Can a scientist be close-minded?
Disclaimer first: I’m not a scientist. I only learned a bit about how things work in the world of science (what laws or theories are, for example) through Dr. Werner Gitt’s talk titled “In the Beginning was Information”
But I read someone in the past who said that when we, normal (non-scientist) people, hear the word scientist, what we have in mind is someone wearing a lab gown, experimenting with things in a neutral fashion and presenting the results, in an unbiased way, of those experiments when they are done.
Then the author went on to say that that is not always the case.
Scientists, also, have their own personal biases. And their biases affect how they view the world; these biases affect how they interpret the results of their experiments.
These biases also affect whether or not they will accept the conclusions that their fellow scientists make!
When Galileo presented evidence for a heliocentric solar system, and craters on the moon, it was not readily accepted by all. Most scientists of the day held to Ptolemy’s geocentric solar system, and would not accept Galileo’s evidence even though it was quite strong.
— from Dr. Jason Lisle responds to the Lubbock Avalanche-Journal
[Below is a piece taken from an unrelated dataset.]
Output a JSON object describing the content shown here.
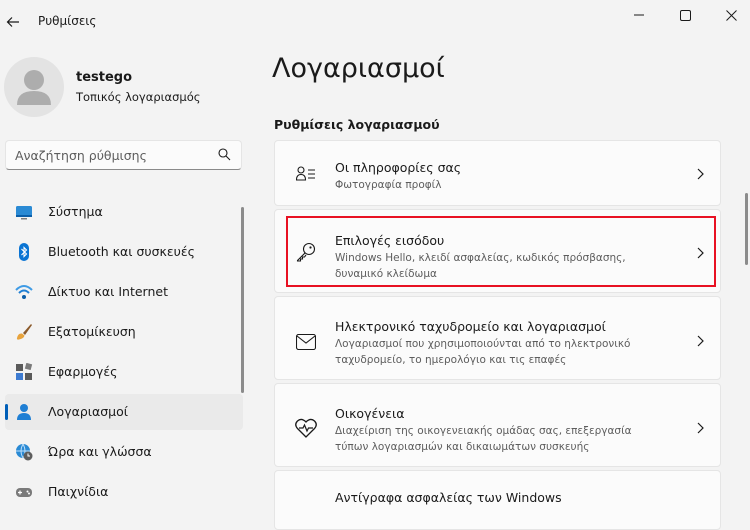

… But whenever Schrodinger tried to talk, Bohr would raise his voice and bring up all these counter-examples. Basically he shouted him down.
… It was a period when physics was full of huge egos. It was still going on when I got into the field. But it doesn’t make sense, and it isn’t the way science works in the long run. It may forestall people from doing sensible work for a long time, which is what happened. They ended up derailing conceptual physics for the next 70 years.
— from “Carver Mead: The Spectator Interview”
… However Birge’s recommended values for the speed of light decreased steadily until 1940, when an article written by him, entitled “The General Physical Constants, as of August 1940 with details on the velocity of light only,” appeared in Reports on Progress in Physics (Vol. 8, pp.90-100, 1941). Birge began the article saying: “This paper is being written on request - and at this time on request … a belief in any significant variability of the constants of nature is fatal to the spirit of science, as science is now understood [emphasis his].” These words, from this man, for whatever reason he wrote them, shut down the debate on the speed of light.
Birge had previously recognized, as had others, that if the speed of light was changing, it was quite necessary that some of the other “constants” were also changing. This was evidently not to be allowed, whether it was true or not, and so the values for the various constants were declared and that was that. Almost. …
— from “History of the Light-Speed Debate” by Helen D. Setterfield
What could be the solution to this close-mindedness?
Will making people be aware of this help?:
Scientists’ constructions of scientific laws are not the real laws, but an approximation or the best guess about the laws.
— from page 60 of Redeeming Science by Vern Poythress